These words take noun plural and object endings; and also take ĉi for nearness (tiu ĉi, this person), and ajn to make the word indefinite (iu ajn, anyone).

There is a separate pronoun for addressing one person: ci (thou/tu/du/ti). But the counterparts of ci in most European societies are used to address children, friends and familiars, and in English is used in poetry and in some religious services to address God. Zamenhof himself prefered that ci not be used, and so it isn't.



Verb tense endings: as (present), is (past), os (future). These are the same regardless of noun ending or pronoun.

Mi vidas, I see. Mi vidis, I saw. Mi vidos, I will see.


Verb mood endings: us (conditional), u (wish/command), i (infinitive).

Mi vidus, se …, I would see, if …. Vidu! See! Mi vidu, let me see. Necesas, por ke mi vidu, It is necessary, so that I may see. Vidi, to see.

active participle

Active participle affixes: ant (present), int (past/perfect), ont (future). These take noun, adjective and adverb endings.

Mi estas vidanta, I am seeing. Mi estas vidinta, I have seen. Mi estas vidonta, I am about to see.

passive participle

Passive particle affixes: at (present), it (past/perfect), ot (future). These also take noun, adjective and adverb endings. The particle's agent is marked by de (by).

Mi estas vidata de iu, I am being seen by someone. Mi estas vidita de iu, I have been seen by someone. Mi estas vidota de iu, I am about to be seen by someone.

Esperanto can also use the affix as a conversational passive: Mi vidiĝis, I was seen.


Adverbs end in e, and use pli and plej like adjectives.

Feliĉe, happily. Pli feliĉe, more happily. Plej feliĉe, most happily.

There are also particle adverbs of one- to three-syllable words. The most common are ne (not), plu (further), nun (now), nur (merely), jam (already) tuj (immediately), tre (very) and tro (too much).

Prepositional Phrase

Nouns and pronouns after prepositions take the subject case.

De la libro, of the book.

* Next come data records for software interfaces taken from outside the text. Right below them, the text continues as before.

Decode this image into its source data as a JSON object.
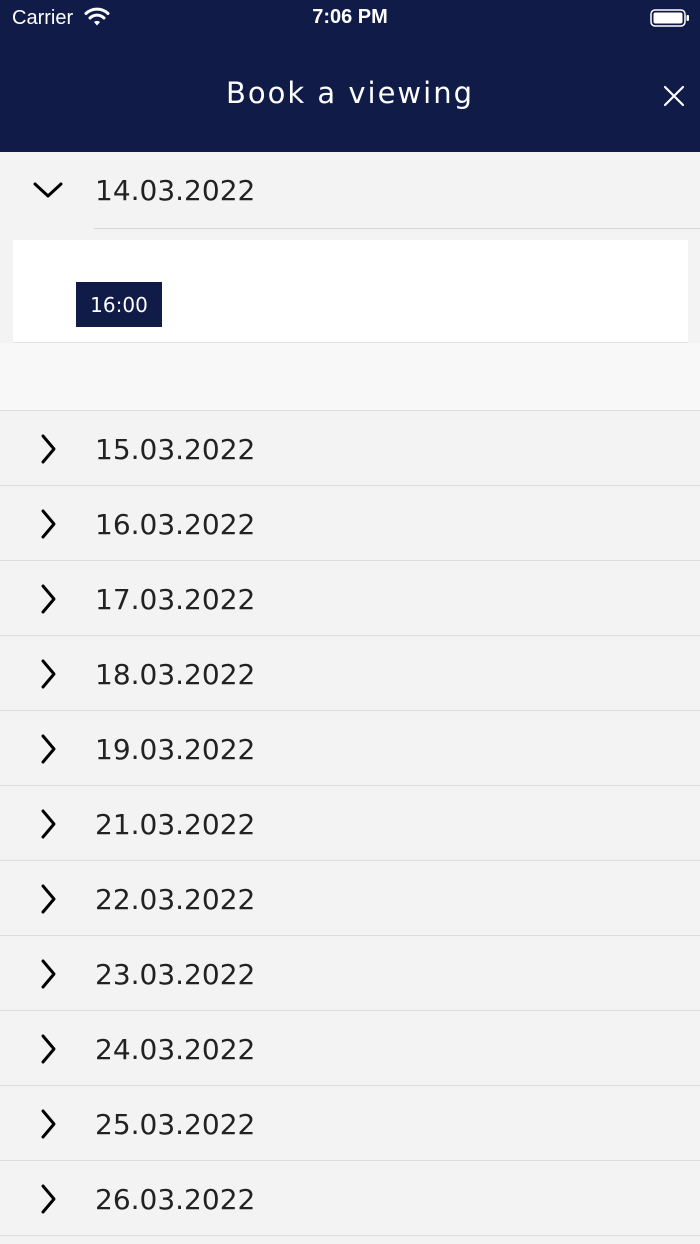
{
  "status_bar": {
    "carrier": "Carrier",
    "time": "7:06 PM"
  },
  "header": {
    "title": "Book a viewing"
  },
  "expanded_date": {
    "label": "14.03.2022",
    "slots": [
      "16:00"
    ]
  },
  "dates": [
    "15.03.2022",
    "16.03.2022",
    "17.03.2022",
    "18.03.2022",
    "19.03.2022",
    "21.03.2022",
    "22.03.2022",
    "23.03.2022",
    "24.03.2022",
    "25.03.2022",
    "26.03.2022"
  ],
  "colors": {
    "header_bg": "#111b47",
    "row_bg": "#f3f3f3",
    "slot_bg": "#111b47"
  },
  "icons": {
    "collapsed": "chevron-right-icon",
    "expanded": "chevron-down-icon",
    "close": "close-icon"
  }
}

Al vi, to you.


Every word is pronounced as it is spelled. There are no silent letters.

This applies to words like scio (s`tsi-o), knowledge; knabo (k`na-bo), boy; pneŭmo (p`neoo-mo), car tire; and horo (ho-ro), hour.


The accent falls on the second-to-last syllable.

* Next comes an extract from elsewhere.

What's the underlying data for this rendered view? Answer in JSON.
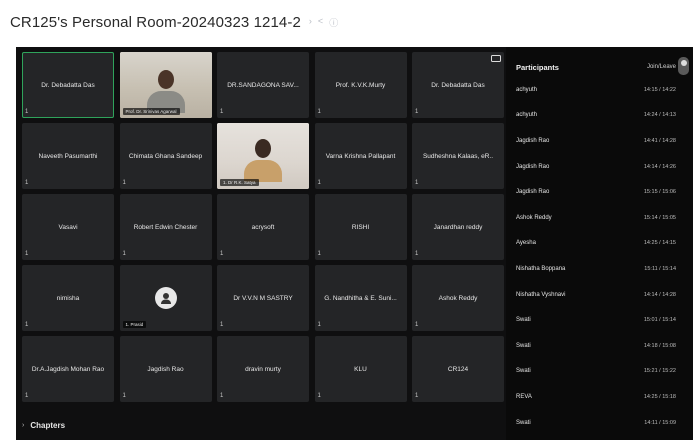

Oranĝsuko, orange juice; pomkaĉo, apple sauce; rolulino, female character (in play, etc.).

Compound Word

New words can be formed by joining existing words, with the main word at the end. Grammar endings and affixes are words in their own right.

Pordotenilo, door handle; nomlisto, list of names; ejo, place


If there is another negative word in a sentence, ne (not) is dropped. There are no double or triple negatives, as in French and conversational English.

Mi ne estas, I am not. Mi ne estas plu, I am not anymore. Mi neniam estas, I am never (not mi ne estas neniam).


To connote motion towards somewhere, a noun, pronoun or adverb adds n.

Mi iras en la domon, I go into the house. La birdo flugis en la arbon, the bird flew into the tree.

Prepositional Meaning

Each preposition has a definite meaning. If no suitable preposition is available, then use the generic preposition je, which is meaningless in itself. Also, you can also use the object ending n without a preposition if the ending is not otherwise used.

Je kioma horo li venos?Kioman horon li venos?, At what time will he come?

Je or the object ending usually serves as the focus of time, measure or value. Li estas dudek jarojn aĝaLi estas aĝa je dudek jaroj.

Borrowed Words

Words can be borrowed from other languages but must conform to the spelling of Esperanto. Existing roots should be used if possible.

We do not use a word like teatrika when teatra already exists and means the same thing.

Sometimes new words exist side by side with existing words: bitoko/bajto (byte), teksaĵo/vebo (Web, as in World Wide). Sometimes words are adopted when Esperanto cannot express them with existing roots: There is no real word in Esperanto for bito (bit, or binary digit), and resentimento (French ressentiment) is not really the same as resento.


The subject ending in nouns and the a in la can be dropped to make a phrase sound better.

l' okulo (lo KOO lo), the ear; de l' koro (del KO ro, of the heart; pasad' al Hindujo (pa SAD al hin DOOEE o), passage to India.